The Supreme Court of Canada in Keays v. Honda Canada emphasized that the approach for determining the period of reasonable notice laid down in Bardal v. The Globe and Mail was appropriate and to be favoured. Bardal establishes that the appropriate notice period, in any given case, is to be determined by considering factors including, but not limited to, the character of the employment, length of service, the age of the employee and the availability of other employment.
As noted in Bardal, and repeated in countless cases, including Keays, "there can be no catalogue laid down as to what is reasonable notice in particular classes of cases." and, further, "no one Bardal factor should be given disproportionate weight."
With that background comes the recent Ontario Court of Appeal decision in Love v. Acuity Investment Management Inc. et al. In this case, one of only two senior vice-presidents was dismissed from his employment after 2.53 years of service. At the time of his termination he was 50 years of age and earned he received a total compensation package that included salary, commissions, profit distribution and the value of shares which were worth an average of $633,548 per year of employment.
For purposes of this post, the trial judge awarded Mr. Love damages equivalent to 5 months’ pay in lieu of notice. Mr. Love challenged this assessment.
The Court of Appeal held that, while a trial judge's determination of the reasonable notice period is to be afforded defference, such is not the case where the trial judge "erred in principle". Though the Court of Appeal will only sparingly substitute their assessment of the period of reasonable notice for that of the trial judge, they will certainly do so in an appropriate case and this was such a case.
The Court held that the trial judge erred in principle for the following reasons.

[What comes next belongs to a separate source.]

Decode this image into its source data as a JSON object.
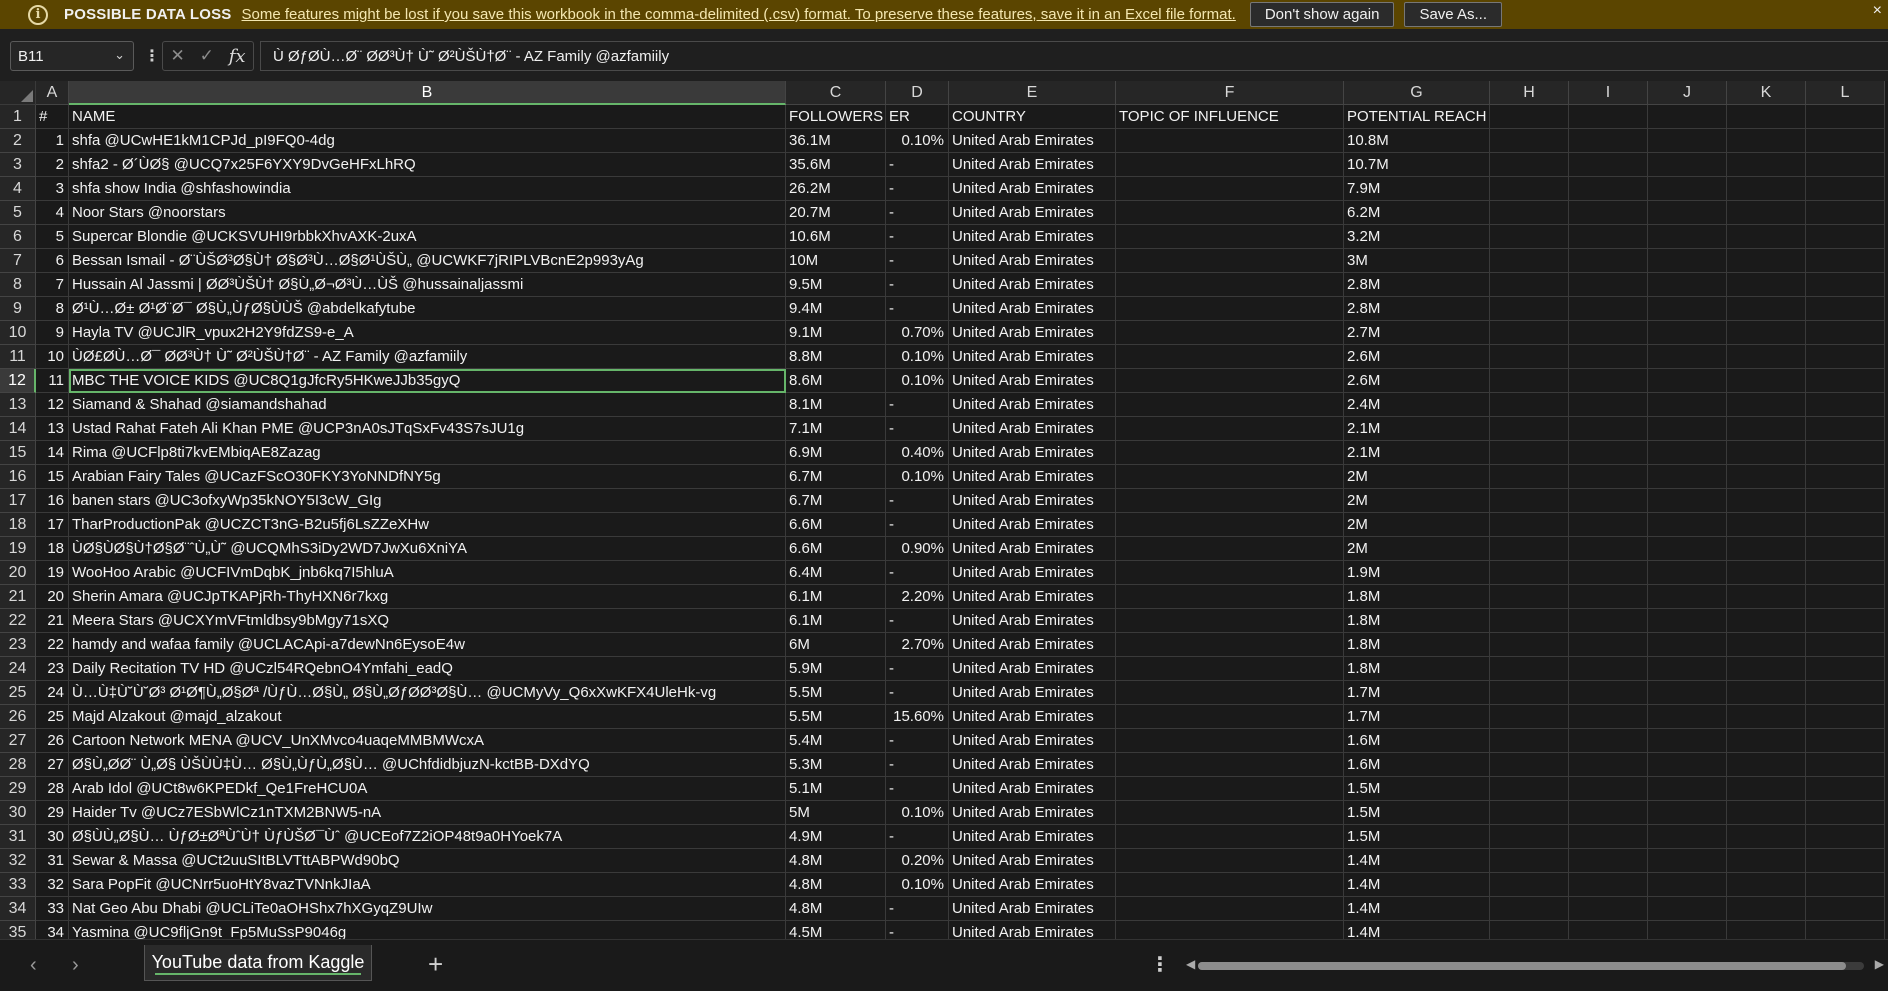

.... it overemphasizes the appellant’s short length of service. While short service is undoubtedly a factor tending to reduce the appropriate length of notice, reference to case law in a search for length of service comparables must be done with great care. The risk is that while lengths of service can readily be compared with mathematical precision that is not so easily done with other relevant factors that go into the determination of notice in each case. Dissimilar cases may be treated as requiring similar notice periods just because the lengths of the service are similar. The risk is that length of service will take on a disproportionate weight.

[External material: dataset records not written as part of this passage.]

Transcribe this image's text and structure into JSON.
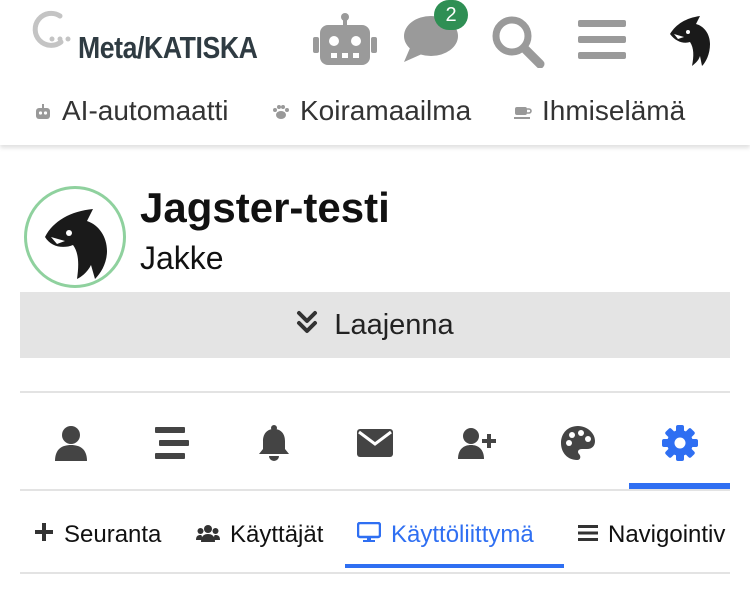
{
  "header": {
    "site_name": "Meta/KATISKA",
    "notification_count": "2",
    "icons": [
      "robot-icon",
      "chat-icon",
      "search-icon",
      "menu-icon",
      "user-avatar"
    ]
  },
  "categories": [
    {
      "label": "AI-automaatti",
      "icon": "robot-icon"
    },
    {
      "label": "Koiramaailma",
      "icon": "paw-icon"
    },
    {
      "label": "Ihmiselämä",
      "icon": "coffee-icon"
    }
  ],
  "profile": {
    "title": "Jagster-testi",
    "username": "Jakke",
    "expand_label": "Laajenna"
  },
  "profile_tabs": [
    {
      "icon": "user-icon",
      "active": false
    },
    {
      "icon": "stream-icon",
      "active": false
    },
    {
      "icon": "bell-icon",
      "active": false
    },
    {
      "icon": "envelope-icon",
      "active": false
    },
    {
      "icon": "user-plus-icon",
      "active": false
    },
    {
      "icon": "palette-icon",
      "active": false
    },
    {
      "icon": "gear-icon",
      "active": true
    }
  ],
  "settings_tabs": [
    {
      "label": "Seuranta",
      "icon": "plus-icon",
      "active": false
    },
    {
      "label": "Käyttäjät",
      "icon": "users-icon",
      "active": false
    },
    {
      "label": "Käyttöliittymä",
      "icon": "desktop-icon",
      "active": true
    },
    {
      "label": "Navigointiv",
      "icon": "bars-icon",
      "active": false
    }
  ],
  "colors": {
    "accent": "#2f6ff2",
    "badge": "#2f8f54",
    "avatar_ring": "#8fd19e",
    "icon_gray": "#9a9a9a",
    "dark_icon": "#444444"
  }
}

The second error is the under-emphasis on the character of the appellant’s employment. To describe it as a senior vice president holding a senior level sales position but not supervising others ignores a number of relevant aspects of the appellant’s employment. He was one of only two senior vice presidents. He reported directly to the chief executive officer. He was responsible for an important part of the respondent’s operation, namely the investments of its institutional clients. He received significant average annual compensation and was one of nine owners of the company. He was clearly a high level employee, something that this court has said favours a longer notice period.
The trial judge gives no consideration at all to one of the Bardal factors, the availability of similar employment. Both his substantial average annual compensation and the possibility of equity participation in his employer were important aspects of the appellant’s employment. Both are relevant in assessing similar employment opportunities.
Based on these considerations, the Court of Appeal set aside the trial judge's award of 5 months, and increased this to 9 months.
This case is important for a number of reasons. First, an appelate court will intevene and substiture its assessment of the appropriate period of reasonable notice for that of a trial judge where such intervention is warranted because the trial judge erred in principle. Second. no single Bardal factor should be given undue weight in the balancing process. Finally, character of employment, and level remain important factors in the overal assessment of the period of reasonable notice. Finally, as has been repeated over and over by the courts, deciding on the notional period of reasonable notice is not only an individualized assessment, but is more art than science, yielding a range of reasonableness rather than a fixed number.